Indonesia, with more than 17,000 luxuriant tropical islands, is the world’s largest archipelago in the world. It lies across the Equator and spans a distance equivalent to one-eighth of the Earth’s circumference. The chain of islands extends 5,100 kilometers from the West to the East and 2,000 kilometers from the North to the South. Situated southeast of the Asian mainland and north and northwest of Australia, this string of emeralds is cast between the Indian and the Pacific oceans. This equatorial country represents a unique combination of geographical features and geo-economic position. Indonesia is encompassed by a major juncture of the Earth’s tectonic plates and encircled by “the ring of fire” of the world. These factors have created a highly diverse environment that is rich in natural resources (oil, iron, gold, tin, nickel) as well as bio-resources with high levels of both terrestrial and marine biodiversity. Thanks to its equatorial position, Indonesia is covered by primary tropical rainforests with a rich natural history. As such, Indonesia provides optimum climatic conditions and geological features that support floral species of tropical origins which include all of the major spices such as pepper, capsicum (or chilly pepper), vanilla, cinnamon, cloves, nutmeg and ginger. With such specific natural endowments, since thousands of years ago, Indonesia had been well known as the Spice Islands.

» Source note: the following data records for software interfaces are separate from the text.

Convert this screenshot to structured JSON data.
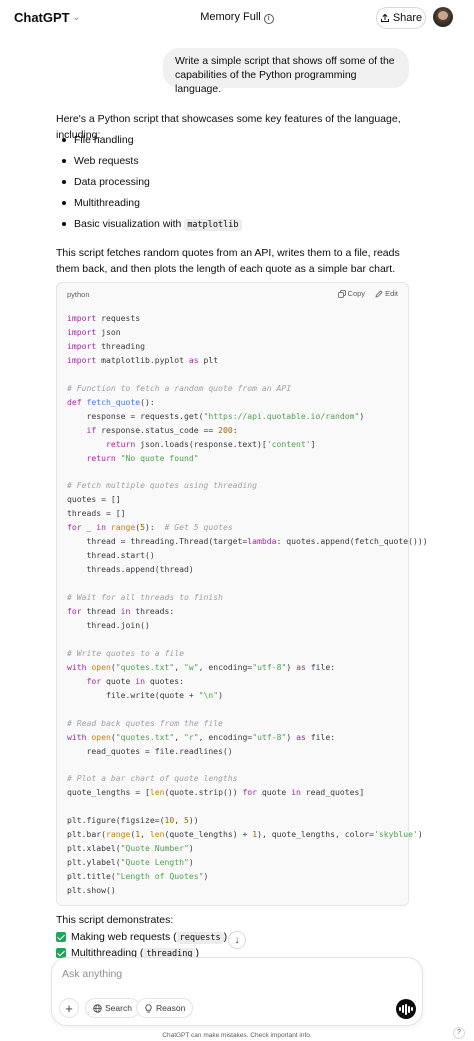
{
  "header": {
    "brand": "ChatGPT",
    "memory": "Memory Full",
    "share_label": "Share"
  },
  "user_message": "Write a simple script that shows off some of the capabilities of the Python programming language.",
  "assistant": {
    "intro": "Here's a Python script that showcases some key features of the language, including:",
    "bullets": [
      "File handling",
      "Web requests",
      "Data processing",
      "Multithreading",
      "Basic visualization with"
    ],
    "bullet_code": "matplotlib",
    "summary": "This script fetches random quotes from an API, writes them to a file, reads them back, and then plots the length of each quote as a simple bar chart.",
    "code_block": {
      "language": "python",
      "copy_label": "Copy",
      "edit_label": "Edit",
      "lines": [
        "import requests",
        "import json",
        "import threading",
        "import matplotlib.pyplot as plt",
        "",
        "# Function to fetch a random quote from an API",
        "def fetch_quote():",
        "    response = requests.get(\"https://api.quotable.io/random\")",
        "    if response.status_code == 200:",
        "        return json.loads(response.text)['content']",
        "    return \"No quote found\"",
        "",
        "# Fetch multiple quotes using threading",
        "quotes = []",
        "threads = []",
        "for _ in range(5):  # Get 5 quotes",
        "    thread = threading.Thread(target=lambda: quotes.append(fetch_quote()))",
        "    thread.start()",
        "    threads.append(thread)",
        "",
        "# Wait for all threads to finish",
        "for thread in threads:",
        "    thread.join()",
        "",
        "# Write quotes to a file",
        "with open(\"quotes.txt\", \"w\", encoding=\"utf-8\") as file:",
        "    for quote in quotes:",
        "        file.write(quote + \"\\n\")",
        "",
        "# Read back quotes from the file",
        "with open(\"quotes.txt\", \"r\", encoding=\"utf-8\") as file:",
        "    read_quotes = file.readlines()",
        "",
        "# Plot a bar chart of quote lengths",
        "quote_lengths = [len(quote.strip()) for quote in read_quotes]",
        "",
        "plt.figure(figsize=(10, 5))",
        "plt.bar(range(1, len(quote_lengths) + 1), quote_lengths, color='skyblue')",
        "plt.xlabel(\"Quote Number\")",
        "plt.ylabel(\"Quote Length\")",
        "plt.title(\"Length of Quotes\")",
        "plt.show()"
      ]
    },
    "demonstrates": "This script demonstrates:",
    "checks": [
      {
        "label": "Making web requests (",
        "code": "requests",
        "tail": ")"
      },
      {
        "label": "Multithreading (",
        "code": "threading",
        "tail": ")"
      }
    ]
  },
  "composer": {
    "placeholder": "Ask anything",
    "search_label": "Search",
    "reason_label": "Reason"
  },
  "footer": "ChatGPT can make mistakes. Check important info.",
  "help": "?"
}
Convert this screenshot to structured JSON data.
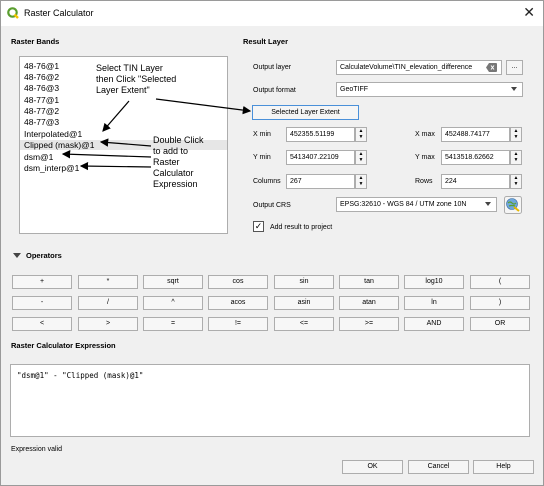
{
  "window": {
    "title": "Raster Calculator",
    "close": "✕"
  },
  "raster_bands": {
    "heading": "Raster Bands",
    "items": [
      "48-76@1",
      "48-76@2",
      "48-76@3",
      "48-77@1",
      "48-77@2",
      "48-77@3",
      "Interpolated@1",
      "Clipped (mask)@1",
      "dsm@1",
      "dsm_interp@1"
    ],
    "selected": "Clipped (mask)@1"
  },
  "annotations": {
    "select_tin": "Select TIN Layer\nthen Click \"Selected\nLayer Extent\"",
    "double_click": "Double Click\nto add to\nRaster\nCalculator\nExpression"
  },
  "result_layer": {
    "heading": "Result Layer",
    "output_layer_label": "Output layer",
    "output_layer_value": "CalculateVolume\\TIN_elevation_difference",
    "browse_label": "...",
    "output_format_label": "Output format",
    "output_format_value": "GeoTIFF",
    "selected_extent_button": "Selected Layer Extent",
    "xmin_label": "X min",
    "xmin_value": "452355.51199",
    "xmax_label": "X max",
    "xmax_value": "452488.74177",
    "ymin_label": "Y min",
    "ymin_value": "5413407.22109",
    "ymax_label": "Y max",
    "ymax_value": "5413518.62662",
    "columns_label": "Columns",
    "columns_value": "267",
    "rows_label": "Rows",
    "rows_value": "224",
    "crs_label": "Output CRS",
    "crs_value": "EPSG:32610 - WGS 84 / UTM zone 10N",
    "add_result_label": "Add result to project",
    "add_result_checked": "✓"
  },
  "operators": {
    "heading": "Operators",
    "rows": [
      [
        "+",
        "*",
        "sqrt",
        "cos",
        "sin",
        "tan",
        "log10",
        "("
      ],
      [
        "-",
        "/",
        "^",
        "acos",
        "asin",
        "atan",
        "ln",
        ")"
      ],
      [
        "<",
        ">",
        "=",
        "!=",
        "<=",
        ">=",
        "AND",
        "OR"
      ]
    ]
  },
  "expression": {
    "heading": "Raster Calculator Expression",
    "value": "\"dsm@1\" - \"Clipped (mask)@1\""
  },
  "status": "Expression valid",
  "buttons": {
    "ok": "OK",
    "cancel": "Cancel",
    "help": "Help"
  },
  "colors": {
    "qgis_green": "#5a9e2f",
    "qgis_yellow": "#f2c400"
  }
}
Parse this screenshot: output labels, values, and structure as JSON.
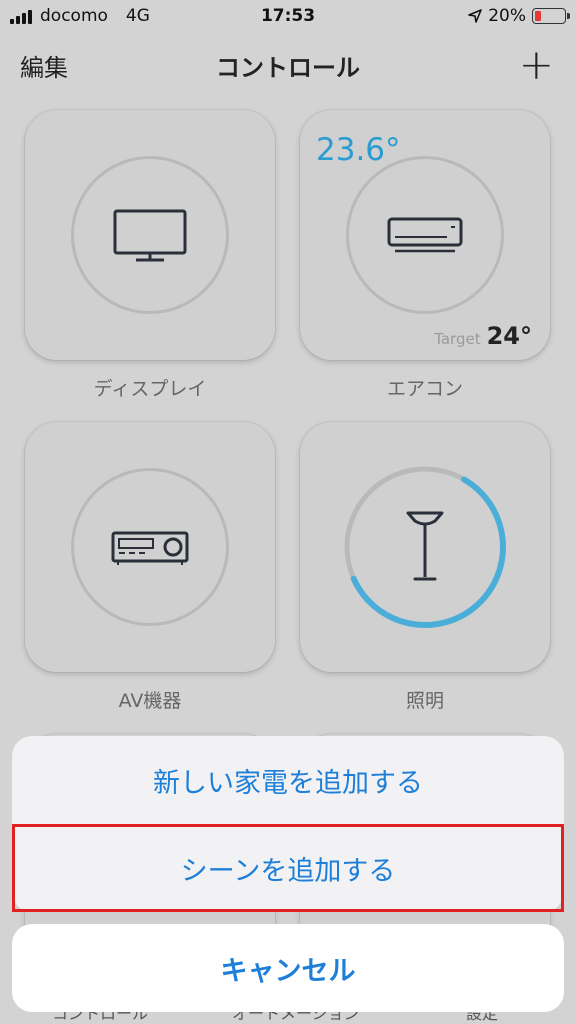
{
  "status_bar": {
    "carrier": "docomo",
    "network": "4G",
    "time": "17:53",
    "battery": "20%",
    "battery_level": 0.2
  },
  "nav": {
    "edit": "編集",
    "title": "コントロール",
    "add": "+"
  },
  "tiles": [
    {
      "label": "ディスプレイ",
      "icon": "tv-icon"
    },
    {
      "label": "エアコン",
      "icon": "air-conditioner-icon",
      "current_temp": "23.6°",
      "target_label": "Target",
      "target_temp": "24°"
    },
    {
      "label": "AV機器",
      "icon": "av-receiver-icon"
    },
    {
      "label": "照明",
      "icon": "floor-lamp-icon",
      "level": 0.6
    }
  ],
  "action_sheet": {
    "add_appliance": "新しい家電を追加する",
    "add_scene": "シーンを追加する",
    "cancel": "キャンセル"
  },
  "tabbar": {
    "items": [
      "コントロール",
      "オートメーション",
      "設定"
    ]
  },
  "colors": {
    "accent": "#1e7fd8",
    "temp": "#2b9bd0",
    "highlight": "#e02222",
    "lamp_ring": "#4aaed9"
  }
}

Historians have noted that Indonesia had become the focus of attention from traders since 300 B.C. or possibly earlier. Chinese, Indian and Arab merchants followed by European powers sought out the riches of Indonesian major spices of the time, such as cloves and nutmeg. Nutmeg was native to the Banda Islands of the eastern Maluku (Moluccas), and cloves were originally found in the Moluccan islands of Bacan, Halmahera, Ternate, and Tidore. Pepper which originated from the hilly areas of western part of India found a new home in Indonesia centuries ago, as the country provides proper wet tropical climatic condition where the plant can flourish. Vanilla which was the native plant from Mexico also found a suitably proper hot and moist climate in Indonesia. There was also Indonesian cinnamon, cinnamomum burmannii, mostly found in Sumatera, which was also a major part of trade in antiquity. Ginger originated from China was brought to Indonesia to be cultivated on the suitable tropical soils. Chili pepper, which was an indigenous plant of the wet forests of Amazonia and the semi-arid regions of Brazil and Bolivia, found a suitable habitat of tropical climate to grow well. In this booklet, five major Indonesian spices will be profiled: pepper, vanilla, cinnamon and nutmeg, the major Indonesian spice exports, plus clove.